Artist’s concept of a Bimodal Nuclear Thermal Rocket in Low Earth Orbit. Credit: NASA
In the past four decades, NASA and other space agencies from around the world have accomplished some amazing feats.
Together, they have sent manned missions to the Moon, explored Mars, mapped Venus and Mercury,
conducted surveys and captured breathtaking images of the Outer Solar System. However, looking ahead to the
next generation of exploration and the more-distant frontiers that remain to be explored,
it is clear that new ideas need to be put forward of how to quickly and efficiently reach those destinations.
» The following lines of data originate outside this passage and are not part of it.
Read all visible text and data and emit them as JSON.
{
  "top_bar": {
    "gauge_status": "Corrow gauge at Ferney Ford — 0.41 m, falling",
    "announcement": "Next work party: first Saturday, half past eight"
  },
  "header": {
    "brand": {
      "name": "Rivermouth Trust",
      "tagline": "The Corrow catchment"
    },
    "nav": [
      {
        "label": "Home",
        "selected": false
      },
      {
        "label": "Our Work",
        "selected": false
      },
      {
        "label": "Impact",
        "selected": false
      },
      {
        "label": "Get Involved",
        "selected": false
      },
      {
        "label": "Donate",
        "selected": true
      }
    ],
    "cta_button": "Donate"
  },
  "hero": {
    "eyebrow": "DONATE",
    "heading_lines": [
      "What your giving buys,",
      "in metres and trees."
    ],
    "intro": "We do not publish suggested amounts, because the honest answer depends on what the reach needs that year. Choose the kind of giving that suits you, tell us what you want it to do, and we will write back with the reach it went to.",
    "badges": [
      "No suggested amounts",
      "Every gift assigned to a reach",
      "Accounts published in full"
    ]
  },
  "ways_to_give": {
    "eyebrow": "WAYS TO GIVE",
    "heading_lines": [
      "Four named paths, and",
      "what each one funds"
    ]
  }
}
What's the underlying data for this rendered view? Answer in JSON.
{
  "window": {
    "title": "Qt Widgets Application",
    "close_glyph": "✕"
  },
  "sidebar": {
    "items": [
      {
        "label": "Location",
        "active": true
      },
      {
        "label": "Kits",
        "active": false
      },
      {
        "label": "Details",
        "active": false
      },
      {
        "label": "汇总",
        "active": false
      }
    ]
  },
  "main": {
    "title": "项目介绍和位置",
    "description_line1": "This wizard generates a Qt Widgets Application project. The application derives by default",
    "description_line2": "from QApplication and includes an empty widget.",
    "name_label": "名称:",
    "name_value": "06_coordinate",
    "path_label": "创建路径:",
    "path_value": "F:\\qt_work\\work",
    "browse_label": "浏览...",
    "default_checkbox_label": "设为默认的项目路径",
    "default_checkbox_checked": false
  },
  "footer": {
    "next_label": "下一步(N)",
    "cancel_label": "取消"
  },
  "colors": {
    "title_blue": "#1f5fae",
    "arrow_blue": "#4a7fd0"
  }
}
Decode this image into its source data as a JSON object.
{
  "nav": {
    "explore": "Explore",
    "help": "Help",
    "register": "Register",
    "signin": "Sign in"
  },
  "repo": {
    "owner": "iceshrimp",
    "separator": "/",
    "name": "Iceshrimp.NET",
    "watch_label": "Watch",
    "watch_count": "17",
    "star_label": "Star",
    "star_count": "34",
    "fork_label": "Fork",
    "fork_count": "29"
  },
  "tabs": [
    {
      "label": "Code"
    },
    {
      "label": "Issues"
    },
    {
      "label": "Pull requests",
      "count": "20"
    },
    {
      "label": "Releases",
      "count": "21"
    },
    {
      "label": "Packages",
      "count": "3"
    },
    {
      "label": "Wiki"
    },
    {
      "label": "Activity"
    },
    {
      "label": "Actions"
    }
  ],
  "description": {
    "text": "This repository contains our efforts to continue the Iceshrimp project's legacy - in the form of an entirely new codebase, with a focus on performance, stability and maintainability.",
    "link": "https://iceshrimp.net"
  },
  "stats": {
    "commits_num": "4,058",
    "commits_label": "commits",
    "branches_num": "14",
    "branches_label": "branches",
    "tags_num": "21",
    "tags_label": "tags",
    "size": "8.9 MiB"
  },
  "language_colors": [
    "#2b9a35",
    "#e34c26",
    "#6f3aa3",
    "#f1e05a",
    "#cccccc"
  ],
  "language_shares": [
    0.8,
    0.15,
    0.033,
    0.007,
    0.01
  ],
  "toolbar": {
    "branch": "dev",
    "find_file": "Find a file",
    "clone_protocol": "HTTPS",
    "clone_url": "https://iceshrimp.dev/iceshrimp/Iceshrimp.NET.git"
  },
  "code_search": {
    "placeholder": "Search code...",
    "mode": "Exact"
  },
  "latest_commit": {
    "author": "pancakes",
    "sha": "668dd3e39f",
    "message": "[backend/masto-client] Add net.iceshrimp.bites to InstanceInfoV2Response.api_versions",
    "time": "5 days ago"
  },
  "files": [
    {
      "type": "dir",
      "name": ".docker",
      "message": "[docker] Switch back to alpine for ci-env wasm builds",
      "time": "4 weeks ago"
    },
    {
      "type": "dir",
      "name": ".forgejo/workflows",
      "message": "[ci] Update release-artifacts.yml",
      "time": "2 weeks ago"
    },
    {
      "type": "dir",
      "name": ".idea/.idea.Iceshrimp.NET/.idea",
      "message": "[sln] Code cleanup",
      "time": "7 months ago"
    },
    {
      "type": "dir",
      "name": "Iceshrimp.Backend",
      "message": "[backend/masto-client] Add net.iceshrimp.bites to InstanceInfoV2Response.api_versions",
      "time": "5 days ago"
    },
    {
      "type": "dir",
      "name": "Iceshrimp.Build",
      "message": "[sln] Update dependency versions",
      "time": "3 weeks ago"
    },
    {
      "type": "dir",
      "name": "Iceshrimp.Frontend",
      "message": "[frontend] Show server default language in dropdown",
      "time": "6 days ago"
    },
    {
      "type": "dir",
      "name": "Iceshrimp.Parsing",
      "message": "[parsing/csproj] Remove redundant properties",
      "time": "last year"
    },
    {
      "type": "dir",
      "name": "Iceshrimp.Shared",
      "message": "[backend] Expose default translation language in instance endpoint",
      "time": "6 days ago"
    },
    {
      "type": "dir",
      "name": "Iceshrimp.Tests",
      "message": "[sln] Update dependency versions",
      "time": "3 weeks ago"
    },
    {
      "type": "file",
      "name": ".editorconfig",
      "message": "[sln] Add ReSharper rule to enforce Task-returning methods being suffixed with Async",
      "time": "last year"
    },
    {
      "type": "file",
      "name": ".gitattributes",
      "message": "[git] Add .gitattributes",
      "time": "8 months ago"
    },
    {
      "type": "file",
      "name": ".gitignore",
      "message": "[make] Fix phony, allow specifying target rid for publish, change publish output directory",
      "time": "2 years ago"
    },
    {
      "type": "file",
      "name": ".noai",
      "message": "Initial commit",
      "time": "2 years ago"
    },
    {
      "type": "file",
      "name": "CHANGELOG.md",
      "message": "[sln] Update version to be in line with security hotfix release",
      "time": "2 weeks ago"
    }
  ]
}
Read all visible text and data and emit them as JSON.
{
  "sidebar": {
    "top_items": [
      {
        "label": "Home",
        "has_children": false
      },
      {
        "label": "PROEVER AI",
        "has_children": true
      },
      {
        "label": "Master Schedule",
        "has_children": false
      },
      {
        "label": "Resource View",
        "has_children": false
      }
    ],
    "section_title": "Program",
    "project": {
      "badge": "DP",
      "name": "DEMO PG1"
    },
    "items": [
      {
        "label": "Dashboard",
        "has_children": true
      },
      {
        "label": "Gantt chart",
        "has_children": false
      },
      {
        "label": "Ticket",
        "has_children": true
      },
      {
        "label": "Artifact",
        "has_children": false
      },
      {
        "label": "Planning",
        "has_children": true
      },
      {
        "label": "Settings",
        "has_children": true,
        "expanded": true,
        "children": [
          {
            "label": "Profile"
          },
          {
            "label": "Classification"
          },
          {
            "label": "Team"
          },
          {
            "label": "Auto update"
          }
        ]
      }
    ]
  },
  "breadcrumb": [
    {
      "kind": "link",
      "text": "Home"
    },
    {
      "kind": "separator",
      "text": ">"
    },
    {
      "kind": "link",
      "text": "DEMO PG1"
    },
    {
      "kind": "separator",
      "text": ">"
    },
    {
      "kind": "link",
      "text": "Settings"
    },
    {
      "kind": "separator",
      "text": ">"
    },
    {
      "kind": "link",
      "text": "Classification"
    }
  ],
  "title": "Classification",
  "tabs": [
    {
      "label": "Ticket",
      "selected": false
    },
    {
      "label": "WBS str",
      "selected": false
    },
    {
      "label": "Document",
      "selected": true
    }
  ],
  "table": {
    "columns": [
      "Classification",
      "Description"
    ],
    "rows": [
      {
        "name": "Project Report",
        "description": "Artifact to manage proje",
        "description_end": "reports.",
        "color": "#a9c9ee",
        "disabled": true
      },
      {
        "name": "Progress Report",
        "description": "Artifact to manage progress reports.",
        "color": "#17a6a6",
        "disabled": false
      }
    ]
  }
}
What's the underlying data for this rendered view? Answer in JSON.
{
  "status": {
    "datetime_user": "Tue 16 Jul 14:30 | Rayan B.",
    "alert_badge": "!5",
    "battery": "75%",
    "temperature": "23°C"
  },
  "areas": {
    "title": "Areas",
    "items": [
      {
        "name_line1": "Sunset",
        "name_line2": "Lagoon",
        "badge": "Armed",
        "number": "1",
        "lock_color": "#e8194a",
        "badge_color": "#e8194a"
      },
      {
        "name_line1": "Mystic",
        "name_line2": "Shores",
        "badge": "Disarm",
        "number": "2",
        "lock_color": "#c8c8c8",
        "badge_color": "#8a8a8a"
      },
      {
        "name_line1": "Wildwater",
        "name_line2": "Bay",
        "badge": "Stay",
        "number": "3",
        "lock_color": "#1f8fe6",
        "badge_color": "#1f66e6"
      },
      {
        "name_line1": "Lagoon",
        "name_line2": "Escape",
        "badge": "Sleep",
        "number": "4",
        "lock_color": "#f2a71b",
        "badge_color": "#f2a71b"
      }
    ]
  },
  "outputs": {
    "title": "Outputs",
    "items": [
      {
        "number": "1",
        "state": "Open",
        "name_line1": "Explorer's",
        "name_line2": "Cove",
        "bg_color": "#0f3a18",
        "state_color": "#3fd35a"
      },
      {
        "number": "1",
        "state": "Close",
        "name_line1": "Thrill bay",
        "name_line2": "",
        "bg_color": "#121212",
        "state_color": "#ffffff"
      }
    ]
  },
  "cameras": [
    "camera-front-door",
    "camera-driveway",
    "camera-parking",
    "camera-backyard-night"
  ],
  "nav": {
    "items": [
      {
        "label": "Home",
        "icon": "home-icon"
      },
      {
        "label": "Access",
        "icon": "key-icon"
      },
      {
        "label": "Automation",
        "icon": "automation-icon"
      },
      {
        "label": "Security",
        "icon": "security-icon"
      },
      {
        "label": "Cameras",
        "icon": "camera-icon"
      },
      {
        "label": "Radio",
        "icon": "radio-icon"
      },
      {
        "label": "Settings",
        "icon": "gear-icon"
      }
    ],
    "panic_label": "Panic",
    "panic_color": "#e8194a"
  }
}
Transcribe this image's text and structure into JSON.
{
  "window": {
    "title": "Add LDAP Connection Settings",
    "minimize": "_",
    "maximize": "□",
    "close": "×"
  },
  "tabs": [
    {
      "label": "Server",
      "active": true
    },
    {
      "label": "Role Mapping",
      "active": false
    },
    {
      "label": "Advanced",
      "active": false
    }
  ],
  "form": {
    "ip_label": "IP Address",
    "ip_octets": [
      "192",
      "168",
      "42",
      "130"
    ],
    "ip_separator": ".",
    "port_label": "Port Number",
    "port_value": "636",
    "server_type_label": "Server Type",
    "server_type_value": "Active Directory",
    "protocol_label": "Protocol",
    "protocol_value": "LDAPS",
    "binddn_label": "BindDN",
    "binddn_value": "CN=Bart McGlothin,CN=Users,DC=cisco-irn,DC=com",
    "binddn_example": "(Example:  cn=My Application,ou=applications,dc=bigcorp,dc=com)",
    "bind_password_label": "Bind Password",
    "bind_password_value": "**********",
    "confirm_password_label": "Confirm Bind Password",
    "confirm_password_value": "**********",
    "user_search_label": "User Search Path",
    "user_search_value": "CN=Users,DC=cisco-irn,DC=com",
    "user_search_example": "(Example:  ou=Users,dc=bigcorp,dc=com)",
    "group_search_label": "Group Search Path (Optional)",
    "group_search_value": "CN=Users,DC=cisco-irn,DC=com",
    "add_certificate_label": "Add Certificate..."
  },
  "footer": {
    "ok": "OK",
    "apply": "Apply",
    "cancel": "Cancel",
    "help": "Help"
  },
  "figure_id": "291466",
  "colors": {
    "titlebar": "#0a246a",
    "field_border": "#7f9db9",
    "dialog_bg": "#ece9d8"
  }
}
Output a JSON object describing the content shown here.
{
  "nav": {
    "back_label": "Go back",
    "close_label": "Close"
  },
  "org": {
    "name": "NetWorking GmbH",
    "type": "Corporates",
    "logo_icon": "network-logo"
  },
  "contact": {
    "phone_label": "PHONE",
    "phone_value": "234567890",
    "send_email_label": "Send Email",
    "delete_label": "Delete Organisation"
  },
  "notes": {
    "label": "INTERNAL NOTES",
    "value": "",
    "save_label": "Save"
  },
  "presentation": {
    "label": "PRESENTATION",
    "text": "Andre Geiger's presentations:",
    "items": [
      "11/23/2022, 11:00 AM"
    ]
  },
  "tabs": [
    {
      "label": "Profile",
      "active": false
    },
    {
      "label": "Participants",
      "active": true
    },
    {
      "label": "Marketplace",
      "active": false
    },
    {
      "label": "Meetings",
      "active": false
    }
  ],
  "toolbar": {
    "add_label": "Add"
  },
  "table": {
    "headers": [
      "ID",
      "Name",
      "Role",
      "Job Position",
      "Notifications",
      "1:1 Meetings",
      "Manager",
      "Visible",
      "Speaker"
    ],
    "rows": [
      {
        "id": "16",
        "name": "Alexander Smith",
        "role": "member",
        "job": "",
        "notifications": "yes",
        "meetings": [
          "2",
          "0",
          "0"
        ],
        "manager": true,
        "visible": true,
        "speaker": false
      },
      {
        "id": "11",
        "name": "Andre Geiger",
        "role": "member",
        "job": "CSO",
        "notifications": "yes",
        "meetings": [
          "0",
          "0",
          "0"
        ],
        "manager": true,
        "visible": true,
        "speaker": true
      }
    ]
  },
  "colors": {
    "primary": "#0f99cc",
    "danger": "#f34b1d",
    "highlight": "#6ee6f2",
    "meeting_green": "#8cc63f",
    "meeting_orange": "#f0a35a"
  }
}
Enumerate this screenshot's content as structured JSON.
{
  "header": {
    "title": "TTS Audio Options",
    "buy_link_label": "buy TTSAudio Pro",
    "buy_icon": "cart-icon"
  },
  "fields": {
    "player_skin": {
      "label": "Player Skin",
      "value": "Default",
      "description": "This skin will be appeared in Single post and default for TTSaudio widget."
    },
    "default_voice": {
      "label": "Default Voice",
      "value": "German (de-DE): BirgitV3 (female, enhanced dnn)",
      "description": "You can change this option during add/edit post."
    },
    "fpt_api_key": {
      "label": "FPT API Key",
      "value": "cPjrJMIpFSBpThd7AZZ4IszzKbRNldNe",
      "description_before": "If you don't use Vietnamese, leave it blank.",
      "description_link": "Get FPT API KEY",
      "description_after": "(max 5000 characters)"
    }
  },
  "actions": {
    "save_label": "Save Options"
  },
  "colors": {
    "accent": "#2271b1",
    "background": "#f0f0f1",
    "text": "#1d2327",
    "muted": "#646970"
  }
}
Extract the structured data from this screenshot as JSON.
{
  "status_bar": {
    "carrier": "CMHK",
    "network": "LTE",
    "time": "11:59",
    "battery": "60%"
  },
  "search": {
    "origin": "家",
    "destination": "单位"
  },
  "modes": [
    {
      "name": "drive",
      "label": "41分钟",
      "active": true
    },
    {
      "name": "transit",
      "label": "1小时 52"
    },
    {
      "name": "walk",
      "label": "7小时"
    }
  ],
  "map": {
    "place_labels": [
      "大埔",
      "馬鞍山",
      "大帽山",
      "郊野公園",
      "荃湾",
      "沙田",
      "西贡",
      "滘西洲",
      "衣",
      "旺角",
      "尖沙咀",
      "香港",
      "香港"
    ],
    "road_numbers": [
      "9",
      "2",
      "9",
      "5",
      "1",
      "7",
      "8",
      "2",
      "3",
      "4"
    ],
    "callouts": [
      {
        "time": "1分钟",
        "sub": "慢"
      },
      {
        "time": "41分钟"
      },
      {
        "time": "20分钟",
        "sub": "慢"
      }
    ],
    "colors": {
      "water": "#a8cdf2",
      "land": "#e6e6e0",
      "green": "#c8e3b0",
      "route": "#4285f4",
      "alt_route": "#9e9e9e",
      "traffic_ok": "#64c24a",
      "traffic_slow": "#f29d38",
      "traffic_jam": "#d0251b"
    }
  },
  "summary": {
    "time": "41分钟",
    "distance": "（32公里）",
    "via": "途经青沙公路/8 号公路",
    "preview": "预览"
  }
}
Riding Light from Alphonse Swinehart on Vimeo.
In our terrestrial view of things, the speed of light seems incredibly fast.
But as soon as you view it against the vast distances of the universe, it's unfortunately very slow.
This animation illustrates, in realtime, the journey of a photon of light emitted from the surface of the
sun and traveling across a portion of the solar system, from a human perspective.
All communications with New Horizons – from sending commands to the spacecraft,
to downlinking all of the science data from the historic Pluto encounter –
happen through NASA’s Deep Space Network of antenna stations in
(clockwise, from top left) Madrid, Spain; Goldstone, California, U.S.; and Canberra, Australia.
Even traveling at the speed of light, radio signals from New Horizons need more than 4 ˝ hours to travel
the 3 billion miles between the spacecraft and Earth. Credit: NASA.
Updated! Zoomable Poster Now Shows Off 54 Years Of Space Exploration by Elizabeth Howell on May 20, 2014 Cosmic Journey by Sean McNaughton, Samuel Velasco,
5W Infographics, Matthew Twombly and Jane Vessels, NGM staff, Amanda Hobbs.
We humans are busy creatures when it comes to exploring the solar system.
This new graphic (which updates one from four years ago) showcases all the planets
we have visited in the past half-century. Both successful missions and failures are included
on this updated list, although sadly you won’t find much about the various visits to comets and asteroids.